Start of Block
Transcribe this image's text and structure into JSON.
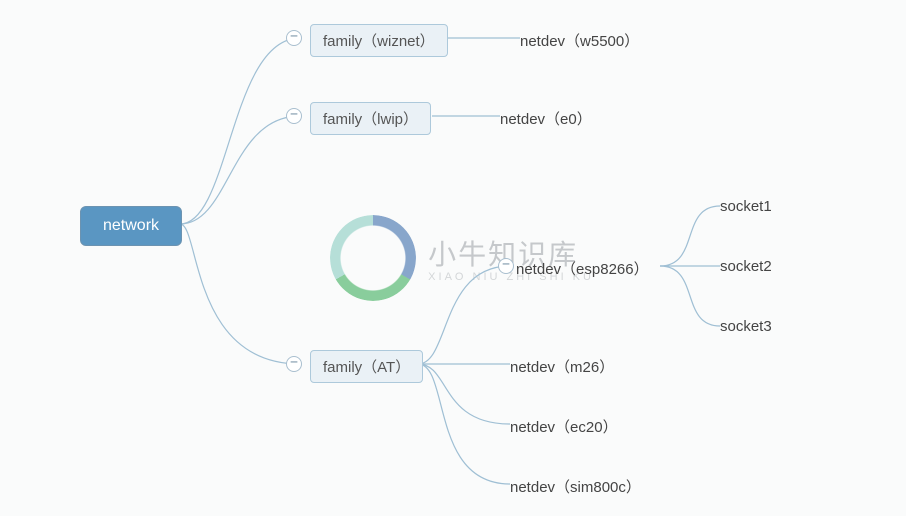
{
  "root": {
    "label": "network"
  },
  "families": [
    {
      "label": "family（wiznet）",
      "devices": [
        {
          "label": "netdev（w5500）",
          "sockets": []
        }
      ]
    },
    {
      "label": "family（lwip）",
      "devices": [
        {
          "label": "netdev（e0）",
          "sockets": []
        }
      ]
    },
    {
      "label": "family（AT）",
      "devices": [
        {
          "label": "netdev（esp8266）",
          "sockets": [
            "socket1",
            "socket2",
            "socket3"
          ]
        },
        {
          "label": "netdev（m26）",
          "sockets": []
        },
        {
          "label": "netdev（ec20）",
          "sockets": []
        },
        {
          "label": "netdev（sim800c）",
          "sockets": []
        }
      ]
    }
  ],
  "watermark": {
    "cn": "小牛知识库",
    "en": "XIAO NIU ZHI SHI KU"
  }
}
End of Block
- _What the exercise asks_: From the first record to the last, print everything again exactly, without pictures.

- _Response to this exercise_:
Transcribe this image's text and structure into JSON.
{
  "root": {
    "label": "network"
  },
  "families": [
    {
      "label": "family（wiznet）",
      "devices": [
        {
          "label": "netdev（w5500）",
          "sockets": []
        }
      ]
    },
    {
      "label": "family（lwip）",
      "devices": [
        {
          "label": "netdev（e0）",
          "sockets": []
        }
      ]
    },
    {
      "label": "family（AT）",
      "devices": [
        {
          "label": "netdev（esp8266）",
          "sockets": [
            "socket1",
            "socket2",
            "socket3"
          ]
        },
        {
          "label": "netdev（m26）",
          "sockets": []
        },
        {
          "label": "netdev（ec20）",
          "sockets": []
        },
        {
          "label": "netdev（sim800c）",
          "sockets": []
        }
      ]
    }
  ],
  "watermark": {
    "cn": "小牛知识库",
    "en": "XIAO NIU ZHI SHI KU"
  }
}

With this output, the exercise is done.